Banking and Local Currency
hina provides a wide range of banking facilities and money exchange services, which are available in large cities, international airports, major banks, and top-end hotels. Traveler's checks are the safest way to carry sums of money, but always keep some cash to hand for transport, restaurants, and purchases, as traveler's checks are the safest way to carry large sums of money, but always keep some cash to hand for transport, restaurants, and purchases, as traveler's checks and credit cards cannot be used everywhere, especially in still be hard to find outside Hong Kong Macau, and some of the larger cities.
Banks & Banking Hours
The bank of China has the most extensive network in the country. Several other major banks operate nationwide, including the Industrial and Commercial Bank of China, the China Construction Bank, and China Merchants Bank. Banks are normally open 9am-noon and 2pm-4:30pm or 5pm Monday to Friday, but there are variations between places, and some banks are open on Saturdays. All banks remain closed for the first three days of the Chinese New Year, with reduced hours during other Chinese holidays.
Automated teller Machines (ATMs) that accept foreign cards are common in Hong Kong and Macau, but scarce in mainland China, so it is best not to rely on them. ATMs attached to international networks such as PLUS, CIEEUS, and MAESTRO can be Beijing, Shanghai, Guangzhou, and Shenzhen, often at airports, major branches of the Bank of China, and five-star hotels. Some ATMs also dispense cash against credit cards. Cash withdrawn from ATMs is subject to the same exchange rate as credit cards, and there may be a limit to how much you withdraw per day.

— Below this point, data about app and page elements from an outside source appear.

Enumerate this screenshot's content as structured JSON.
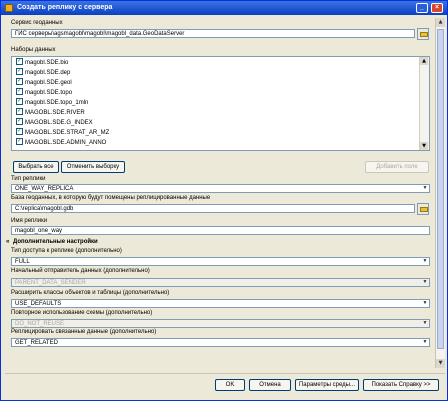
{
  "window": {
    "title": "Создать реплику с сервера"
  },
  "geodata_service": {
    "label": "Сервис геоданных",
    "value": "ГИС серверы\\agsmagobl\\magobl\\magobl_data.GeoDataServer"
  },
  "datasets": {
    "label": "Наборы данных",
    "items": [
      {
        "name": "magobl.SDE.bio",
        "checked": true
      },
      {
        "name": "magobl.SDE.dep",
        "checked": true
      },
      {
        "name": "magobl.SDE.geol",
        "checked": true
      },
      {
        "name": "magobl.SDE.topo",
        "checked": true
      },
      {
        "name": "magobl.SDE.topo_1mln",
        "checked": true
      },
      {
        "name": "MAGOBL.SDE.RIVER",
        "checked": true
      },
      {
        "name": "MAGOBL.SDE.G_INDEX",
        "checked": true
      },
      {
        "name": "MAGOBL.SDE.STRAT_AR_MZ",
        "checked": true
      },
      {
        "name": "MAGOBL.SDE.ADMIN_ANNO",
        "checked": true
      }
    ]
  },
  "buttons": {
    "select_all": "Выбрать все",
    "clear_selection": "Отменить выборку",
    "add_field": "Добавить поле"
  },
  "replica_type": {
    "label": "Тип реплики",
    "value": "ONE_WAY_REPLICA"
  },
  "target_gdb": {
    "label": "База геоданных, в которую будут помещены реплицированные данные",
    "value": "C:\\replica\\magobl.gdb"
  },
  "replica_name": {
    "label": "Имя реплики",
    "value": "magobl_one_way"
  },
  "advanced": {
    "label": "Дополнительные настройки"
  },
  "access_type": {
    "label": "Тип доступа к реплике (дополнительно)",
    "value": "FULL"
  },
  "initial_sender": {
    "label": "Начальный отправитель данных (дополнительно)",
    "value": "PARENT_DATA_SENDER"
  },
  "expand_classes": {
    "label": "Расширить классы объектов и таблицы (дополнительно)",
    "value": "USE_DEFAULTS"
  },
  "reuse_schema": {
    "label": "Повторное использование схемы (дополнительно)",
    "value": "DO_NOT_REUSE"
  },
  "related_data": {
    "label": "Реплицировать связанные данные (дополнительно)",
    "value": "GET_RELATED"
  },
  "footer": {
    "ok": "OK",
    "cancel": "Отмена",
    "environments": "Параметры среды...",
    "show_help": "Показать Справку >>"
  }
}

Chinese currency is non-convertible; it is not widely available internationally and cannot be used outside the country. You will have to exchange your money in China (most major currencies are accepted), and then convert any left-over renmimbi back before you leave. You can exchange currency at banks and international airports and most decent hotels will change money for guests. All exchange operations are linked to the Bank of China so rates do not vary between them. Keep exchange receipts so that you can re-convert any surplus renminbi before leaving China. The Chinese"black market"for exchanging foreign currency offers only marginally better rates than banks. Dealing with the shady character involved is not worth the hassle or risk, and you may end up with counterfeit renminbi.
Hong Kong dollars are convertible outside the country. They are accept in Macau and most southern Special Economic Zones.
Credit cards are widely accepted in up market restaurants and hotels and in large tourist shops, but always check before attempting to make a purchase that your foreign card is accepted. The accepted cards are MasterCard, Visa, Japan Credit Bureau (JCB), Diners Club, and American Express. Air tickets can be bought by credit card from the Civil Aviation Administration of China (CAAC) offices, but train tickets have to be paid for in cash. Cash advances can be made on credit cards at the Bank of China.
Traveler's checks are safer to carry than cash and offer a better exchange rate, but you will have to pay a commission. All major brands are accepted in China, and American Express and Visa are the most widely used. They can be encased at major branches of the Bank of China, and at larger hotels, but are not accepted at most hotels and restaurants. Keep the proof of purchase slips and a record of the serial numbers in case of loss or theft. Hotel on to encashment slips, so you can convert spare renminbe to another currency before leaving the country.
China's currency is called yuan, also known as renminbi, literally People's Currency. One yuan divides into 10 jiao, which divides into 10 almost worthless fen. In colloquial Chinese, jiao is called mao, and yuan is kuai. The most common coins include 1 yuan, 5 jiao, and 1 jiao, while the bills in circulation are 1, 2, and 100 yuan. There are also some fen coins and notes, but this tiny denomination is rarely accepted. Try not to acquire too many damaged notes, as they may be difficult to get rid of. Counterfeiting is widespread, and shopkeepers regularly scrutinize large denominations. Hong Kong dollars divide into 100 cents, and Macanese patacas into avos.
The more recently minted bills have Mao Zedong on one side and a well-known heritage site on the other. The older bills depict the traditional dress of various ethnic minorities.